The rookie, Craig Hansen (around here, that's almost becoming redundant -- when Gabbard pitches today, he will become the ninth to pitch for the club this season), replaced Snyder and breezed through a 1-2-3 sixth. But Hansen gave up three consecutive hits to start the seventh, leading to a couple of runs, allowing the Mariners to draw within 8-4. Youkilis started an around-the-horn double play to temper the uprising, but when Adrian Beltre bounced a single through the left side, Francona went to another rook, Manny Delcarmen, for whom this late-inning stuff is becoming routine.
Delcarmen retired Raul Ibanez on a fly to Gabe Kapler in left (Ramírez was serving as DH), then worked a scoreless eighth.
Ortiz was the first to go deep, hitting a two-out home run in the first. Ortiz's five home runs off the lefthanded Moyer are the most he's hit off any pitcher, matching the five he's hit off Toronto ace Roy Halladay.
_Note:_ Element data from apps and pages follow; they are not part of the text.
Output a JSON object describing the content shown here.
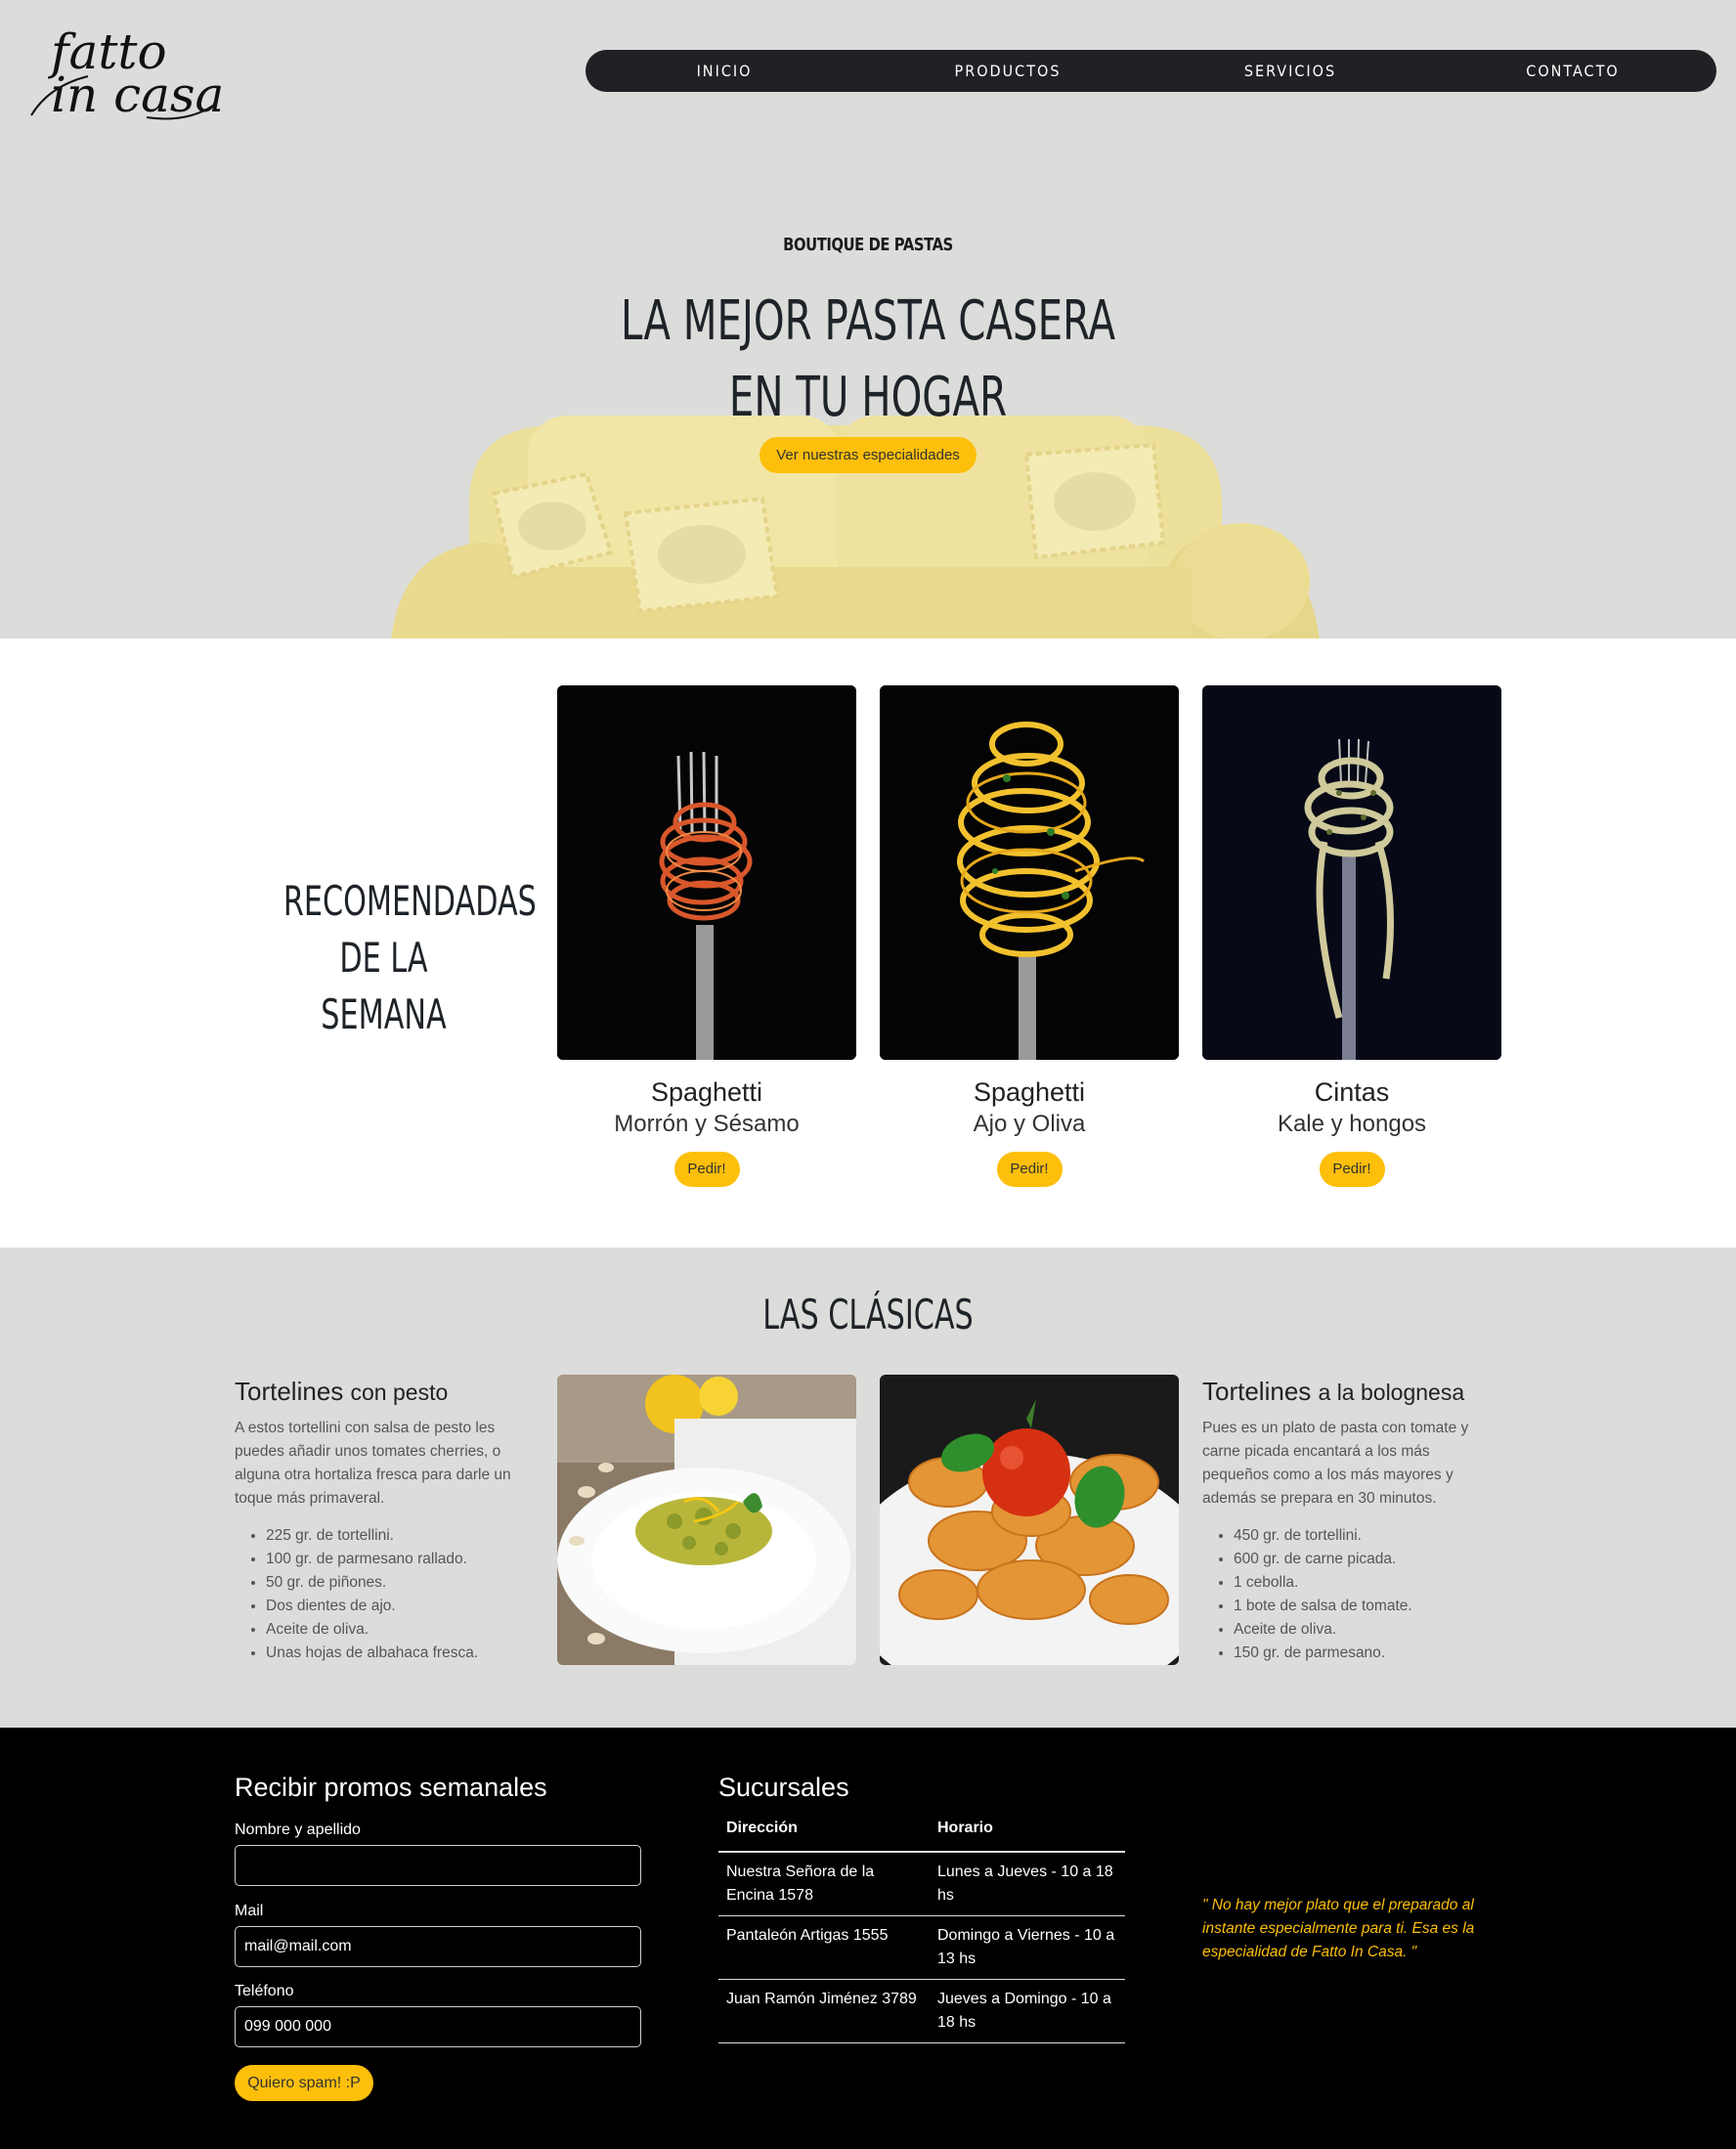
{
  "logo": {
    "line1": "fatto",
    "line2": "in casa"
  },
  "nav": {
    "items": [
      "INICIO",
      "PRODUCTOS",
      "SERVICIOS",
      "CONTACTO"
    ]
  },
  "hero": {
    "subtitle": "BOUTIQUE DE PASTAS",
    "title_line1": "LA MEJOR PASTA CASERA",
    "title_line2": "EN TU HOGAR",
    "button": "Ver nuestras especialidades"
  },
  "recomendadas": {
    "title_line1": "RECOMENDADAS",
    "title_line2": "DE LA SEMANA",
    "cards": [
      {
        "name": "Spaghetti",
        "desc": "Morrón y Sésamo",
        "button": "Pedir!"
      },
      {
        "name": "Spaghetti",
        "desc": "Ajo y Oliva",
        "button": "Pedir!"
      },
      {
        "name": "Cintas",
        "desc": "Kale y hongos",
        "button": "Pedir!"
      }
    ]
  },
  "clasicas": {
    "title": "LAS CLÁSICAS",
    "recipes": [
      {
        "title_main": "Tortelines",
        "title_rest": "con pesto",
        "text": "A estos tortellini con salsa de pesto les puedes añadir unos tomates cherries, o alguna otra hortaliza fresca para darle un toque más primaveral.",
        "ingredients": [
          "225 gr. de tortellini.",
          "100 gr. de parmesano rallado.",
          "50 gr. de piñones.",
          "Dos dientes de ajo.",
          "Aceite de oliva.",
          "Unas hojas de albahaca fresca."
        ]
      },
      {
        "title_main": "Tortelines",
        "title_rest": "a la bolognesa",
        "text": "Pues es un plato de pasta con tomate y carne picada encantará a los más pequeños como a los más mayores y además se prepara en 30 minutos.",
        "ingredients": [
          "450 gr. de tortellini.",
          "600 gr. de carne picada.",
          "1 cebolla.",
          "1 bote de salsa de tomate.",
          "Aceite de oliva.",
          "150 gr. de parmesano."
        ]
      }
    ]
  },
  "footer": {
    "promo_title": "Recibir promos semanales",
    "name_label": "Nombre y apellido",
    "name_value": "",
    "mail_label": "Mail",
    "mail_value": "mail@mail.com",
    "phone_label": "Teléfono",
    "phone_value": "099 000 000",
    "button": "Quiero spam! :P",
    "branches_title": "Sucursales",
    "table_headers": [
      "Dirección",
      "Horario"
    ],
    "branches": [
      {
        "address": "Nuestra Señora de la Encina 1578",
        "hours": "Lunes a Jueves - 10 a 18 hs"
      },
      {
        "address": "Pantaleón Artigas 1555",
        "hours": "Domingo a Viernes - 10 a 13 hs"
      },
      {
        "address": "Juan Ramón Jiménez 3789",
        "hours": "Jueves a Domingo - 10 a 18 hs"
      }
    ],
    "quote": "\" No hay mejor plato que el preparado al instante especialmente para ti. Esa es la especialidad de Fatto In Casa. \""
  },
  "colors": {
    "accent": "#fdbf0a",
    "nav_bg": "#1f2124",
    "hero_bg": "#dcdddb",
    "footer_bg": "#000000"
  }
}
Moyer fumbled Kapler's comebacker for an error to open the third, which Gonzalez followed with a drive off the left-field scoreboard to make it 3-0. Varitek led off the fourth with his home run, also to left, continuing the oddity of hitting home runs only on the road. His last eight home runs, since a grand slam May 7 against Baltimore, have come away from the Fens.
Gonzalez opened the fifth with a four-pitch walk and Youkilis, who was in a .162 slump (6 for 37), pulled a 1-and-0 pitch into the seats to make it 6-0. One out later, Moyer walked Ortiz, a prelude to Ramírez's blast into the left-field seats. Moyer, who has made a living on guile and changing speeds, fooled few Sox hitters, regardless of where he set the dial.
The Sox padded their lead in the ninth off wild reliever Emiliano Fruto (three walks and a wild pitch in 1 1/3 innings), Crisp delivering an RBI single (breaking an 0-for-15 slump) to left that scored Ramírez, making it 9-4.